▶ Recorded data
● ● ● ●

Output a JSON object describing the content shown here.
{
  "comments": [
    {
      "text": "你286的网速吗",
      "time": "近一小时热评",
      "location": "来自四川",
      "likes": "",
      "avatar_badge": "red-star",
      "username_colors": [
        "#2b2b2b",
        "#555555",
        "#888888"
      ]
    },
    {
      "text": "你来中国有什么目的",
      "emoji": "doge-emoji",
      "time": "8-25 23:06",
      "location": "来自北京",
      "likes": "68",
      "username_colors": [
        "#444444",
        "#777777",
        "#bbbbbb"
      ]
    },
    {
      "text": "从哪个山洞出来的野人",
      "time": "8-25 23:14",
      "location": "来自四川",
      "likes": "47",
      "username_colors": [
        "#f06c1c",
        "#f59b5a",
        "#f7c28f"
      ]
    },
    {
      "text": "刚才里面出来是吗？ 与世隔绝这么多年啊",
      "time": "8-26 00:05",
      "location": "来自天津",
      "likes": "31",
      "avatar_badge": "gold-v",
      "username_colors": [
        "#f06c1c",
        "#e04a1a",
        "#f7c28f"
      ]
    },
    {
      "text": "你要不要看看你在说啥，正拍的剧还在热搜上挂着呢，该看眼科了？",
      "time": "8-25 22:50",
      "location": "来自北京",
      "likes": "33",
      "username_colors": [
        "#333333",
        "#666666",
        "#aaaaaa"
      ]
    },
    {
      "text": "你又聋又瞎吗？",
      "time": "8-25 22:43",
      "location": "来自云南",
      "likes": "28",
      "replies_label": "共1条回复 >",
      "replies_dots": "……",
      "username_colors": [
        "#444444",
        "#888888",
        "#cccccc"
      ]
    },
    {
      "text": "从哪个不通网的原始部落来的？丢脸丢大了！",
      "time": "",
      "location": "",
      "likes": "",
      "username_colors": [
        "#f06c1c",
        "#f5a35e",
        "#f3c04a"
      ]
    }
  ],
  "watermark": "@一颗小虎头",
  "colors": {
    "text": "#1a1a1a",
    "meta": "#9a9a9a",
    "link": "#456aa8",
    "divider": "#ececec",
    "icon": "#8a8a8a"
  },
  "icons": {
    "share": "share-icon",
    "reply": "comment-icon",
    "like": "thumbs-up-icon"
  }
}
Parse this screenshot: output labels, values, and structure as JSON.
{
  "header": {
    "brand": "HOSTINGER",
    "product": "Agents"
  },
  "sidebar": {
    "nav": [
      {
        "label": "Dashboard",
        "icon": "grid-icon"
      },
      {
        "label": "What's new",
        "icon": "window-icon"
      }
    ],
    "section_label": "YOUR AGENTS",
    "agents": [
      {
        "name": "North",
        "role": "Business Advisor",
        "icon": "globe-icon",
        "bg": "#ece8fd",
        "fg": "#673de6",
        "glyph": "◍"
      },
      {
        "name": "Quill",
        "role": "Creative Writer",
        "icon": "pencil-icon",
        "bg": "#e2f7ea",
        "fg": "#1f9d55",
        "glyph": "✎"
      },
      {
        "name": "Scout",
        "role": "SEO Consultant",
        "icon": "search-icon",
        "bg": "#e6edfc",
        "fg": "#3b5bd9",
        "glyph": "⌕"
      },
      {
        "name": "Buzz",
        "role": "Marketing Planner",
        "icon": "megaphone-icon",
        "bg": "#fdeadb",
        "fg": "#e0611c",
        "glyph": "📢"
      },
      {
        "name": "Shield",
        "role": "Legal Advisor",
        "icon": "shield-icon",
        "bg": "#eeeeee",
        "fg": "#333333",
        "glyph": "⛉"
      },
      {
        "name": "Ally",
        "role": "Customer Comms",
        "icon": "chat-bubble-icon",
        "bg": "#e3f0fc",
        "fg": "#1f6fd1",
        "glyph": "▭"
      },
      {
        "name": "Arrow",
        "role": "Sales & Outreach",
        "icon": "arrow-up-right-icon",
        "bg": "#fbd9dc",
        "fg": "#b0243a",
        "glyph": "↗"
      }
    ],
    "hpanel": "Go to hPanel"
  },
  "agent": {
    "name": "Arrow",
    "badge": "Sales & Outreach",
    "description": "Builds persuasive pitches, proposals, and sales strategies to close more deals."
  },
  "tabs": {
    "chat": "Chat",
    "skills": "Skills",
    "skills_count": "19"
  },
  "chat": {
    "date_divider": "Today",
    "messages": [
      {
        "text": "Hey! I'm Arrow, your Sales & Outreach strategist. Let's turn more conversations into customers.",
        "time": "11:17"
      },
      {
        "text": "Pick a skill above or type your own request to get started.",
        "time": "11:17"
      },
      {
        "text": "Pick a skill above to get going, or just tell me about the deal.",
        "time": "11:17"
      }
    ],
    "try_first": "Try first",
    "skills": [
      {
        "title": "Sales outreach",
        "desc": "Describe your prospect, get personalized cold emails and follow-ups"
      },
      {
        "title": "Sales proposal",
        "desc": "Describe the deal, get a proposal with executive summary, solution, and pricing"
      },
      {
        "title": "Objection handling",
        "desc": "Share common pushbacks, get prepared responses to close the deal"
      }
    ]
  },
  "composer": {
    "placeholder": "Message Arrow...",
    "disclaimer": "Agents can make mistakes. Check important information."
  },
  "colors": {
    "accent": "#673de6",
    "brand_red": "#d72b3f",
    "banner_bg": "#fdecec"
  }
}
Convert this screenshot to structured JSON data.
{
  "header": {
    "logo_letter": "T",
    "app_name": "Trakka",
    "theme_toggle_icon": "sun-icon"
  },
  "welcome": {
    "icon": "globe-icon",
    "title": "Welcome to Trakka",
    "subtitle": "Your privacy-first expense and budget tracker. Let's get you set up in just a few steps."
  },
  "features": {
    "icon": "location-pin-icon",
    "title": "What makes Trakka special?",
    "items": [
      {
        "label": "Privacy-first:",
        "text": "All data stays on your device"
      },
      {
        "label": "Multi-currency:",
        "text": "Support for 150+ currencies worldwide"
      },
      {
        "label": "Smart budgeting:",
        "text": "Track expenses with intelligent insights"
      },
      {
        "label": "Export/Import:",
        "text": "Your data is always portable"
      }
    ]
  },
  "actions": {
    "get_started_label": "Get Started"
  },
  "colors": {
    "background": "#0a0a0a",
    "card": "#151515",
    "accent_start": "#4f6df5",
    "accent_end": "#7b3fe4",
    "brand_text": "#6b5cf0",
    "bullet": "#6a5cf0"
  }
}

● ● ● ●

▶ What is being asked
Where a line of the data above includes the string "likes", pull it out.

▶ The answer
      "likes": "",
      "likes": "68",
      "likes": "47",
      "likes": "31",
      "likes": "33",
      "likes": "28",
      "likes": "",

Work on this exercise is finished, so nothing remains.